Is a politician’s image imposed externally, by admirers and critics located domestically as well as abroad, examining the politician within his respective surrounding context and time period? [Bottom-up] Or, on the other hand, does a ruler paint his own political picture, a self-created phenomenon, descending internally from the ruler himself? [Top-down] This is the question that R. J. B. Bosworth examines in a chapter of his 1998 publication, “Mussolini the Duce: Sawdust Caesar, Roman Statesman or Dictator Minor?”. Truly, as Bosworth illuminates based on multiple academic’s opinions of Benito Mussolini during and after his reign of power, a politician’s image is both a combination of self-determining propaganda and external popular evaluation.

Mussolini ruled as a charismatic leader, relying upon his positive public image to reinforce his extremist Fascist party ideology and state. While the Duce’s dictatorship and personality paled in comparison to Hitler’s Germany and Stalin’s Russia (hence the Dictator Minor label), all three rulers shared in common a tendency toward the ‘Great Man’ approach. This approach to history evaluates a leader based on his heroism as the determining force of his historical impact. As Bosworth asserts, normally this approach to analyzing history is “well out of favor” but “to some extent, however, the history of Fascism and, more generally, that of twentieth-century European politics, is an exception to that rule.” ((B.J.B Bosworth, “Mussolini the Duce; Sawdust Caesar, Roman Statesman or Dictator Minor?” The Italian Dictatorship: Problems and Perspectives in the Interpretation of Mussolini and Fascism, London: Arnold, 1998, 74. 59 ))

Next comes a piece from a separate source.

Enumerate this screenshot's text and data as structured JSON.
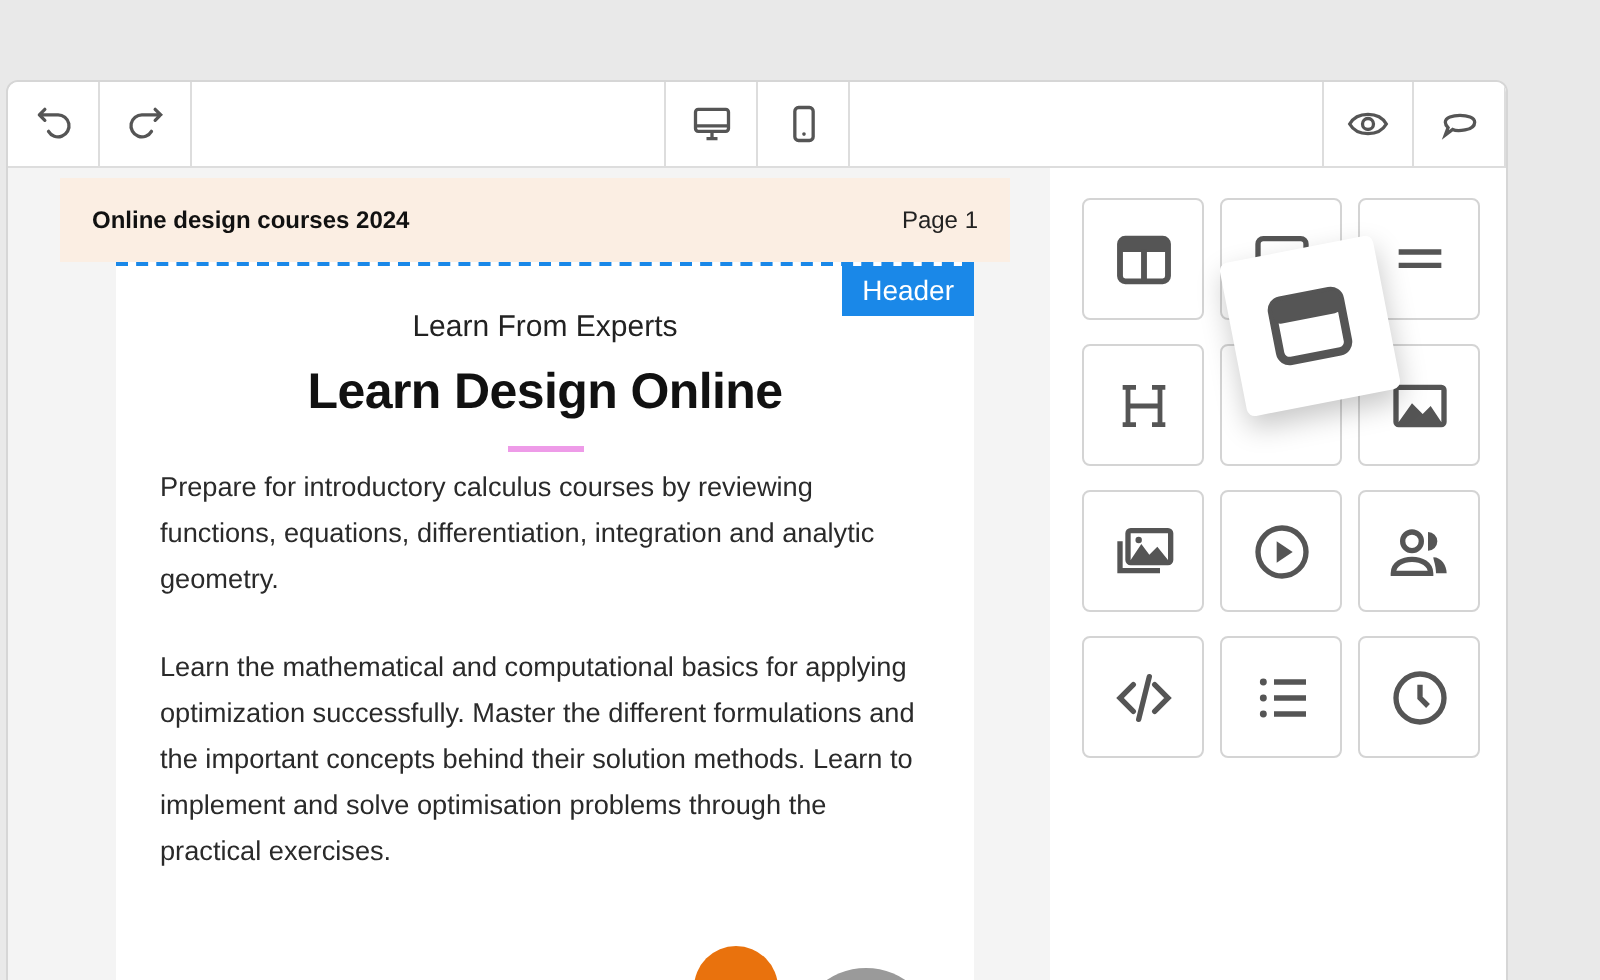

Bosworth examines how over the course of Mussolini’s dictatorship from 1922 – 1943, the effective influence of Mussolini’s fascist rule lost power parallel to the decline of what Emilio Gentile calls, ‘the imagined Mussolini’. Passerini accepts Gentile’s view “that Fascism brought mythical thought to power.” (( Bosworth, “Mussolini the Duce”, 61. )) Other historians, throughout Bosworth’s article, refer to this grandiose conception of Mussolini as ‘the myth of Mussolini.’ When Mussolini rose to power, he did so under the pretense of embodying the values of the Italian public, as a “medium of a mass age.” (( Bosworth, “Mussolini the Duce”, 62. )) Public reverence for the heroic dictator reached levels of deep religious awe; Mussolini’s call for a New, collectivist, Italy resonated deep in the Risorgimento national spirit. Italy was traditionally a diverse and separated country, even after the Italian Unification of the 19th century  – Could Mussolini finally be the leader destined to bring together the Italian people into a united nation? Mussolini capitalized on the declining pre-modern Catholic papal influence to replace with a modern religious appreciation of the secular state. But after 1925, when Mussolini decided against ruling by the Italian Constitution and created his own pseudo-legal totalitarian state, public adoration turned to public crucifixion.

Especially when Mussolini – always an an advocate of aggression rejecting the doctrine of pacifism – joined the WWII offensive in June 1940, with a false consolation to the Italian masses that it would be a short-lived dispute, public opinion of him really fell out of favor when increasing global military conflict created a sense of betrayal within the Italian people. Bosworth extols this concept, “Figures blessed or afflicted by charisma may, of course, be hated as well as loved. Prayers to the good Mussolini were matched by anathemas to the evil one.” (( Bosworth, “Mussolini the Duce”, 65 )) While the Duce may have been a master propagandist in his own right, his pervasive slogan, ‘Mussolini is always right’ will go down in history as an ironic catchphrase, as his resonant historical image, in the words of Bosworth, is as war-time Europe’s “failed dictator.” (( Bosworth, “Mussolini the Duce”, 59 ))

Based on your understanding of each of the dictator’s cult of personality and their respective states (Mussolini’s Fascist Italy, Stalin’s Communist Russia, and Hitler’s Nazi Germany), do you believe that Bosworth’s concluding assessment of Mussolini’s “image of a failed dictator, at least in contrast with Hitler and Stalin” (( Bosworth, “Mussolini the Duce”, 59 )) is an accurate evaluation?